For many in our times, one might say that living to see grandchildren and great grandchildren is their version of leaving a legacy. An owner of a family run business might say that they built their business to pass it on to their children as their legacy. Some with a purpose and a sense of social responsibility may establish a foundation or annual award to support and promote ongoing contributions to creating a better future for a cause.
As for other forms of legacy. Artists create. Scientists discover. Philosophers argue for reform. Often unwittingly, everyday people do great things that later on are recognized and this is where the promise of longevity makes its wider cast.
Longevity and Legacy. A portrait collection of narratives from yesterday, today and tomorrow. No doubt, you have your own stories of singular lives, those you know and those you have read about. For the satisfaction and mental stimulation I got from this last year, over the last four weeks of 2015, I’ll look at some singular lives that have popped out at me over the last year, beginning today with…
The Urban Activist.
Jane Jacobs, 89
This quote from her 1961 book certainly had to be an inspirational directive for those who activated the Age-Friendly cities movement through the WHO in 2007, which I have referenced several times in previous blog posts. And within the context of urban design and aging in cities, we can consider, as an extension from this Jacobs’ quote, the gerontologist Bernard Isaacs statement “Design for the young and you exclude the old. Design for the old and you include everyone.”
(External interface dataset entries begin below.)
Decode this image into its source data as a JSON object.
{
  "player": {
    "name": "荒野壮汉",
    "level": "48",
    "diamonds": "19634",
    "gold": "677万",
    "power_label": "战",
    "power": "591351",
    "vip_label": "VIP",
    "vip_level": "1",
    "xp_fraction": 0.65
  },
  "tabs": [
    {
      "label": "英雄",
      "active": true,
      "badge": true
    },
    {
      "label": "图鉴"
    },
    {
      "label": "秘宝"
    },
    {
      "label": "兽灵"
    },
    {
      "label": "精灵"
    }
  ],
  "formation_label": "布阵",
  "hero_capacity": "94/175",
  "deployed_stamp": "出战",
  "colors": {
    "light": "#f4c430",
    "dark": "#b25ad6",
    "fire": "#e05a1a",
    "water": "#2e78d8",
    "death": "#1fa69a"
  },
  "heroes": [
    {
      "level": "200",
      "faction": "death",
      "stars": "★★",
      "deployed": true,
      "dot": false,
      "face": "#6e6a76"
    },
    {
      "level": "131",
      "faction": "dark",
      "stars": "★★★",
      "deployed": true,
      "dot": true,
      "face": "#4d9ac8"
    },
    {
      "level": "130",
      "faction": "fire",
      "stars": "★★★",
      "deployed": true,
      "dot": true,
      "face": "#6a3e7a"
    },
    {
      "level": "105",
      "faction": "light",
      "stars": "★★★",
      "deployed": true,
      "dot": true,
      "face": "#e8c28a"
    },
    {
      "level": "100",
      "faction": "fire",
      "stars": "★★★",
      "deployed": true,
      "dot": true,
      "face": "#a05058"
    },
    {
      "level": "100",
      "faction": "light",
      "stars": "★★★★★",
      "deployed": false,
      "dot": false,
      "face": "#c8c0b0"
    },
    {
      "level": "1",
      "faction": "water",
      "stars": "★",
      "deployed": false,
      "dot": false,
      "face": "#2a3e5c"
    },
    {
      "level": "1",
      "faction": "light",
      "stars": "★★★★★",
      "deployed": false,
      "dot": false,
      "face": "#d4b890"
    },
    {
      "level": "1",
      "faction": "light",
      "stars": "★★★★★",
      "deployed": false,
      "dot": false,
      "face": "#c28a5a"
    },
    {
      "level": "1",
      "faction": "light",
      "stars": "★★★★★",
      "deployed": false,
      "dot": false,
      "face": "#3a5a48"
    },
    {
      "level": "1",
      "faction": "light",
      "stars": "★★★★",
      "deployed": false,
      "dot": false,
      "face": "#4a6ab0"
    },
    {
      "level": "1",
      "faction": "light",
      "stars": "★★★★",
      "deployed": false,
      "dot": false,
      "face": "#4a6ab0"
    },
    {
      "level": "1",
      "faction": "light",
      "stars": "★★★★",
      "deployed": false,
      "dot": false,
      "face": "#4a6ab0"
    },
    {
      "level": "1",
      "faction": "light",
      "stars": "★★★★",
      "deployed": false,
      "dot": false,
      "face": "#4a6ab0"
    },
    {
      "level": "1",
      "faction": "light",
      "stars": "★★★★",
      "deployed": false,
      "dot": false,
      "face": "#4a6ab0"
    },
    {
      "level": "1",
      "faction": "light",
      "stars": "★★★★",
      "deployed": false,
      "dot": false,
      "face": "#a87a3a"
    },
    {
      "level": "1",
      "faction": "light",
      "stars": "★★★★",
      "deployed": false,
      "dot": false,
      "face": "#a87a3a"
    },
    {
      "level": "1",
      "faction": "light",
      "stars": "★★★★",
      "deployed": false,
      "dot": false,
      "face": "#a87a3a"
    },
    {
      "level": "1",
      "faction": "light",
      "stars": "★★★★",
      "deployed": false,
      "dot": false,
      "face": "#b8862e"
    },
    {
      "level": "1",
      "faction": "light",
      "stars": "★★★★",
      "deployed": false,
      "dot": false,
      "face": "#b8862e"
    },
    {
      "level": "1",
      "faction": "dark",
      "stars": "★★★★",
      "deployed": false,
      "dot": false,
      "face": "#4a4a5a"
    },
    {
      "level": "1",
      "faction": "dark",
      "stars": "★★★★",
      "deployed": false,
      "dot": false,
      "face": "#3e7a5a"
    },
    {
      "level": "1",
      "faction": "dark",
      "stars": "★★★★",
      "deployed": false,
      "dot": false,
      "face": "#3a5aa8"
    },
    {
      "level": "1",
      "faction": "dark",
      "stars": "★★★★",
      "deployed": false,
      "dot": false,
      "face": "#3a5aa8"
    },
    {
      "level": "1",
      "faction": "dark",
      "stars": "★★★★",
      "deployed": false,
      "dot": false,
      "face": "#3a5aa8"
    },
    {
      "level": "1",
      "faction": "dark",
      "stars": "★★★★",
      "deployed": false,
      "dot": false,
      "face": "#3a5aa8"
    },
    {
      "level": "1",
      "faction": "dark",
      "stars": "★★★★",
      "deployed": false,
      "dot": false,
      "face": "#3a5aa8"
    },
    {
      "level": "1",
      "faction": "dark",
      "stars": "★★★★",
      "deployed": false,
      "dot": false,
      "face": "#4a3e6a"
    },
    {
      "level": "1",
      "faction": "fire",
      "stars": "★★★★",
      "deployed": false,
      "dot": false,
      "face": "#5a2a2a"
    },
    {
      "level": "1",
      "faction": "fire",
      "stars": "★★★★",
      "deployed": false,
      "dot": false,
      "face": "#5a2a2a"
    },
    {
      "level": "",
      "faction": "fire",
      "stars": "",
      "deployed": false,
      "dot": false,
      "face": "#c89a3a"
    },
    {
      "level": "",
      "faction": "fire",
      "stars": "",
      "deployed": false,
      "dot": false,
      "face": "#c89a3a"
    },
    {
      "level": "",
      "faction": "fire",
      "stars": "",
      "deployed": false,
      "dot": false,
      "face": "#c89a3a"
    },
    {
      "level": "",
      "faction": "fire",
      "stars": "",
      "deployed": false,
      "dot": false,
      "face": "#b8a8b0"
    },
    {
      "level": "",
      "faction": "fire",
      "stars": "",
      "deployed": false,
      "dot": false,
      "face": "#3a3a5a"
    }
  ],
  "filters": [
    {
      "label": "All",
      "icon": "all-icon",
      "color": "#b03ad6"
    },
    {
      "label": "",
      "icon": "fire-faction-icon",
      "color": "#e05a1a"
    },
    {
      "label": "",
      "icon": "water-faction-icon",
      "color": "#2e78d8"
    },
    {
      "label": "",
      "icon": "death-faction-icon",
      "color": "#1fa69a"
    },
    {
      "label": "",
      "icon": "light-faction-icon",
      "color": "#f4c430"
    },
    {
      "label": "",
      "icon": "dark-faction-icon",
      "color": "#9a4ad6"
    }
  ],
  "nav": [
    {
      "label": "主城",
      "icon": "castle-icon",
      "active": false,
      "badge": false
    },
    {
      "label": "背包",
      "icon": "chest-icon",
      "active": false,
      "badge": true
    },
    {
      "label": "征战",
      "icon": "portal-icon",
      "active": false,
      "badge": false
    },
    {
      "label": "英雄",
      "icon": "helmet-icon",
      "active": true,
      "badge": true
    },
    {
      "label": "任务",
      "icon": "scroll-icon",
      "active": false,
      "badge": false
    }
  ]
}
Returning to Jane Jacobs, activist may be one way to tag her, considering that it was her New York City arrest in 1968 at a rally protesting a long fought against plan to build an expressway through the city, which in part drove her (so to speak) to Toronto.
Those of us who lived in Toronto in the late 1960’s, early 70’s will remember the long fought battle over the building of the Spadina Expressway. Guess who was one of the voices in the lead, in support of cancelling that project?
Jacobs became a Canadian citizen in 1974 and in 1996 was awarded the Order of Canada for her contributions and thought leadership on urban planning. Her last book in 2004, Dark Age Ahead at first might sound gloomy but she also saw it as hopeful. It is a well-constructed intelligent read, which I would like to say, “thinks us through” our history and into our future breaking through the frayed edges of urban life.
Considering the way the world is going, with respect to global urbanization, environmental change and the co-related effect of aging demographics, it is just as significant now that we make lessons from the works of Jane Jacobs. She died in Toronto in 2006, just shy of her 90th birthday.